Photo by Kim Frost
2 of 5
Photo by Jeff Saxman
3 of 5
Photo by K.C. Johnson
4 of 5
Photo by Matt Licari
5 of 5
Photo by Jeff Ruisi
To kick off our "Take 5" theme, we asked a few of RVA's top photographers to send us their favorite landscape shots. Jeff Ruisi, whose work appears on page 37, shares this tip for shooting your own masterpiece: "For me, it is about going back to the same location time and time again and trying to come up with new ideas. This is the challenge and one of the secrets to making great images."
1. Sky Lights by Kim Frost
I was coming home from another assignment when I noticed the fireworks, so I was fortunate to have my camera and tripod in tow. I hiked down the staircase that descends from North 26th and East Franklin streets in Church Hill to Shockoe Bottom and found this nostalgic scene. The occasion was the 400th anniversary of Jamestown's founding, but Rocketts Landing also holds a fireworks show on Memorial Day.
2. Big Ride by Jeff Saxman
This was the Martin's Gran Fondo bike rally, held Oct. 5, a long-distance event in which cyclists ride 29, 59 or 102 miles.

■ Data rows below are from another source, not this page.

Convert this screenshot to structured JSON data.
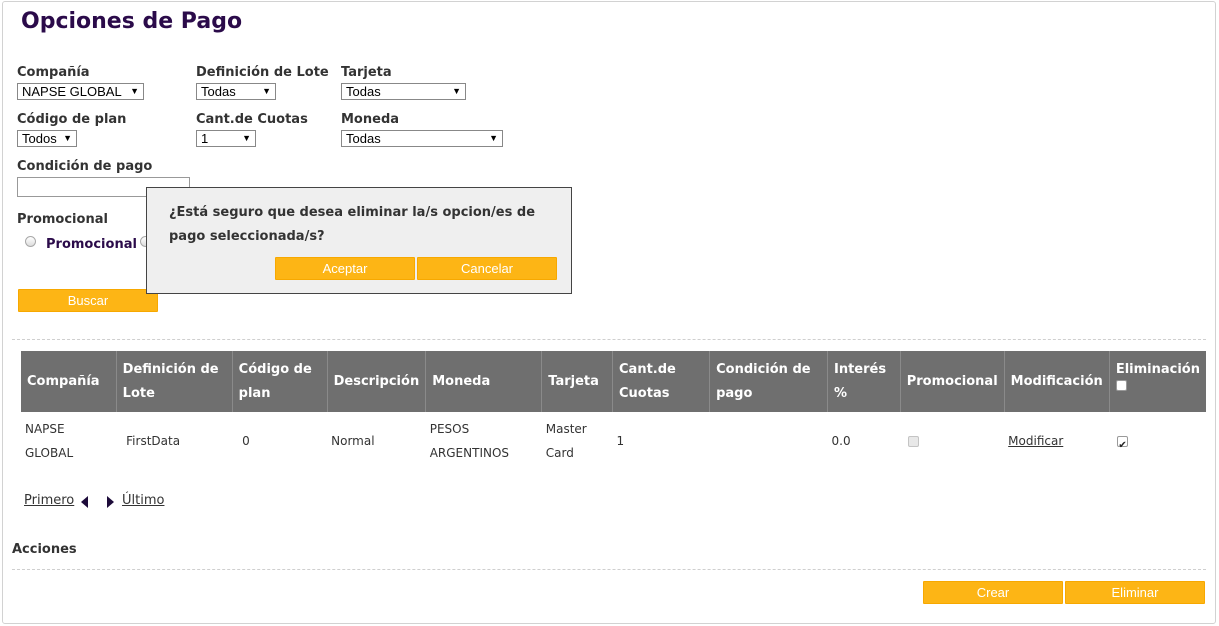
{
  "page": {
    "title": "Opciones de Pago"
  },
  "filters": {
    "compania": {
      "label": "Compañía",
      "value": "NAPSE GLOBAL"
    },
    "definicion_lote": {
      "label": "Definición de Lote",
      "value": "Todas"
    },
    "tarjeta": {
      "label": "Tarjeta",
      "value": "Todas"
    },
    "codigo_plan": {
      "label": "Código de plan",
      "value": "Todos"
    },
    "cant_cuotas": {
      "label": "Cant.de Cuotas",
      "value": "1"
    },
    "moneda": {
      "label": "Moneda",
      "value": "Todas"
    },
    "condicion_pago": {
      "label": "Condición de pago",
      "value": ""
    },
    "promocional": {
      "label": "Promocional",
      "option_label": "Promocional"
    },
    "search_button": "Buscar"
  },
  "dialog": {
    "message": "¿Está seguro que desea eliminar la/s opcion/es de pago seleccionada/s?",
    "accept_label": "Aceptar",
    "cancel_label": "Cancelar"
  },
  "table": {
    "headers": [
      "Compañía",
      "Definición de Lote",
      "Código de plan",
      "Descripción",
      "Moneda",
      "Tarjeta",
      "Cant.de Cuotas",
      "Condición de pago",
      "Interés %",
      "Promocional",
      "Modificación",
      "Eliminación"
    ],
    "rows": [
      {
        "compania": "NAPSE GLOBAL",
        "definicion_lote": "FirstData",
        "codigo_plan": "0",
        "descripcion": "Normal",
        "moneda": "PESOS ARGENTINOS",
        "tarjeta": "Master Card",
        "cant_cuotas": "1",
        "condicion_pago": "",
        "interes": "0.0",
        "promocional": false,
        "modificar_label": "Modificar",
        "eliminacion": true
      }
    ]
  },
  "pagination": {
    "first": "Primero",
    "last": "Último"
  },
  "actions": {
    "label": "Acciones",
    "create_label": "Crear",
    "delete_label": "Eliminar"
  },
  "colors": {
    "accent": "#fdb515",
    "title": "#2b0b4a",
    "table_header": "#6f6f6f"
  }
}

I shot it as part of an effort to create a catalog of biking images in anticipation of the UCI Road World Championships taking place here in 2015.
3. River City by K.C. Johnson
A similar version of this photograph from the 2012 Dominion Riverrock sports and music festival at Brown's Island appeared in Outside magazine (which declared Richmond the nation's most livable river town). I had just spent a long day with my company, Image Machine, which had been commissioned by Canal Cafe to photograph the event. I was headed home on the Manchester bridge at sunset, but I pulled my car over for one last photo.
4. Concrete Chic by Matt Licari
I was shooting a fashion spread for Relapse Magazine. Richmond's Manchester area always intrigues me (my studio and apartment are both here), and I'm used to seeing the city from the south-of-the-river view. The big slab of concrete where this image was made is a great vantage point to see the skyline, while also being a little less expected than shots that include the river.
5. Up the Wall by Jeff Ruisi
I had been photographing people at the Manchester climbing wall for more than a year. I had tried a few times to photograph a climber with the skyline in the background, but it just never panned out — the light was bad, the climber blended too much into the wall, etc. The one thing that makes the shot is the red shirt, which contrasts nicely with the wall. Also, it is important for a climber to be at an angle on the wall for the photograph to be interesting. This image has both. I don't know the climber, so it was me being in the right place at the right time.